If nothing else, Sudoku solvers have imagination when they name techniques!
This idea is completely analogous, logically, to pairs, triplets, etc. Forbidding matrices
expose this analogy.
Here is the idea as an X wing:
- Consider any one candidate
- Consider any two distinct rows
- Let the candidate be limited to no more than two cells in each of these two rows
- Let this group of no more than 4 cells share exactly two columns
- The candidate is forbidden from all the cells in those two columns outside of those 4 cells
Because of symmetry, one can exchange columns for rows in this
rule.
X wing example
Note the following:
- All possible locations for 3's in row 9 are f9,h9.
- All possible locations for 3's in row 5 are f5,h5.
- Forbids 3 from f4,f8,h4,h6.
This step could be presented in a puzzle proof as follows:
- xwing on 3's at fh59 forbids f48,h46=3.
It should be clear that, for example, f4=3 is impossible.
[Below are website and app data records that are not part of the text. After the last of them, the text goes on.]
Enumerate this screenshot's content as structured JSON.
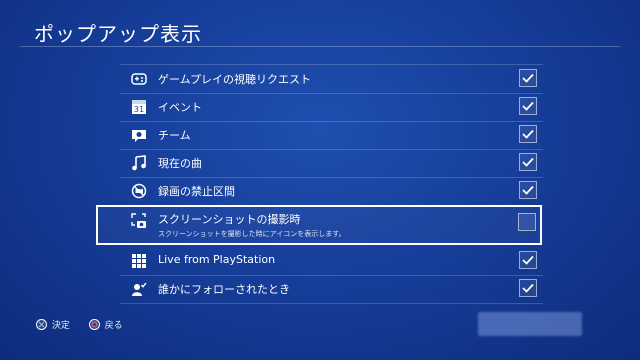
{
  "header": {
    "title": "ポップアップ表示"
  },
  "items": [
    {
      "label": "ゲームプレイの視聴リクエスト",
      "icon": "controller-icon",
      "checked": true
    },
    {
      "label": "イベント",
      "icon": "calendar-icon",
      "checked": true
    },
    {
      "label": "チーム",
      "icon": "team-icon",
      "checked": true
    },
    {
      "label": "現在の曲",
      "icon": "music-note-icon",
      "checked": true
    },
    {
      "label": "録画の禁止区間",
      "icon": "no-recording-icon",
      "checked": true
    },
    {
      "label": "スクリーンショットの撮影時",
      "description": "スクリーンショットを撮影した時にアイコンを表示します。",
      "icon": "screenshot-camera-icon",
      "checked": false,
      "selected": true
    },
    {
      "label": "Live from PlayStation",
      "icon": "live-grid-icon",
      "checked": true
    },
    {
      "label": "誰かにフォローされたとき",
      "icon": "follow-user-icon",
      "checked": true
    }
  ],
  "footer": {
    "confirm_label": "決定",
    "back_label": "戻る"
  },
  "colors": {
    "background": "#163e9a",
    "text": "#ffffff"
  }
}
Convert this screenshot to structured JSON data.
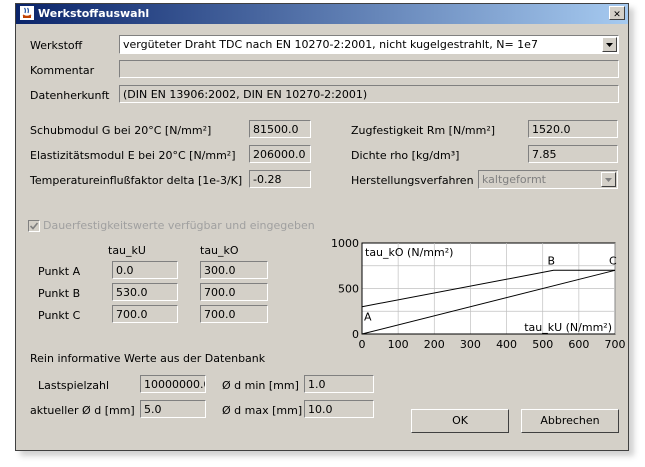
{
  "window": {
    "title": "Werkstoffauswahl",
    "close_glyph": "✕"
  },
  "werkstoff": {
    "label": "Werkstoff",
    "value": "vergüteter Draht TDC nach EN 10270-2:2001, nicht kugelgestrahlt, N= 1e7"
  },
  "kommentar": {
    "label": "Kommentar",
    "value": ""
  },
  "datenherkunft": {
    "label": "Datenherkunft",
    "value": "(DIN EN 13906:2002, DIN EN 10270-2:2001)"
  },
  "props": {
    "schubmodul": {
      "label": "Schubmodul G bei 20°C [N/mm²]",
      "value": "81500.0"
    },
    "elastizitaet": {
      "label": "Elastizitätsmodul E bei 20°C [N/mm²]",
      "value": "206000.0"
    },
    "tempfaktor": {
      "label": "Temperatureinflußfaktor delta [1e-3/K]",
      "value": "-0.28"
    },
    "zugfestigkeit": {
      "label": "Zugfestigkeit Rm [N/mm²]",
      "value": "1520.0"
    },
    "dichte": {
      "label": "Dichte rho [kg/dm³]",
      "value": "7.85"
    },
    "herstellung": {
      "label": "Herstellungsverfahren",
      "value": "kaltgeformt"
    }
  },
  "dauer": {
    "checkbox_label": "Dauerfestigkeitswerte verfügbar und eingegeben",
    "checked": true,
    "col_ku": "tau_kU",
    "col_ko": "tau_kO",
    "rows": [
      {
        "label": "Punkt A",
        "ku": "0.0",
        "ko": "300.0"
      },
      {
        "label": "Punkt B",
        "ku": "530.0",
        "ko": "700.0"
      },
      {
        "label": "Punkt C",
        "ku": "700.0",
        "ko": "700.0"
      }
    ]
  },
  "info": {
    "heading": "Rein informative Werte aus der Datenbank",
    "lastspiel": {
      "label": "Lastspielzahl",
      "value": "10000000.0"
    },
    "dmin": {
      "label": "Ø d min [mm]",
      "value": "1.0"
    },
    "aktuell": {
      "label": "aktueller Ø d [mm]",
      "value": "5.0"
    },
    "dmax": {
      "label": "Ø d max [mm]",
      "value": "10.0"
    }
  },
  "buttons": {
    "ok": "OK",
    "cancel": "Abbrechen"
  },
  "chart_data": {
    "type": "line",
    "ylabel": "tau_kO (N/mm²)",
    "xlabel": "tau_kU (N/mm²)",
    "xlim": [
      0,
      700
    ],
    "ylim": [
      0,
      1000
    ],
    "x_ticks": [
      0,
      100,
      200,
      300,
      400,
      500,
      600,
      700
    ],
    "y_ticks": [
      0,
      500,
      1000
    ],
    "series": [
      {
        "x": [
          0,
          530,
          700
        ],
        "y": [
          300,
          700,
          700
        ]
      },
      {
        "x": [
          0,
          700
        ],
        "y": [
          0,
          700
        ]
      }
    ],
    "point_labels": [
      {
        "text": "A",
        "x": 0,
        "y": 300
      },
      {
        "text": "B",
        "x": 530,
        "y": 700
      },
      {
        "text": "C",
        "x": 700,
        "y": 700
      }
    ],
    "grid": true
  }
}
If f4=3, then in order for rows 5,9 to have
any threes, both h5=3 and h9=3. Since h5,h9 are both in column h, one concludes
f4=3 is forbidden by the rules.
This idea extends easily:
- Consider any one candidate
- Consider any N distinct rows, N>0.
- Let the candidate be limited to no more than N cells in each of these N rows
- Let this group of no more than N^2 cells share exactly N columns
- The candidate is forbidden from all the cells in those N columns outside of those N^2 cells
Because of symmetry, one can exchange columns for rows in this
theorem.
With N=1, we have the trivial case of a Unique Possibility. With N=2, we have a standard
X wing. With N=3, we have a swordfish. With N=4, we have a jellyfish.
with N=5, the creative name squirmbag is used.
To prove this technique, I prefer to use induction.
This technique merely crosses the possible locations of a candidate in N rows with N columns.
It is analogous to an Ntuple, which crosses the possible locations within a large container of N candidates with N cells.
Got all that? Now you are ready for the Swordfish Technique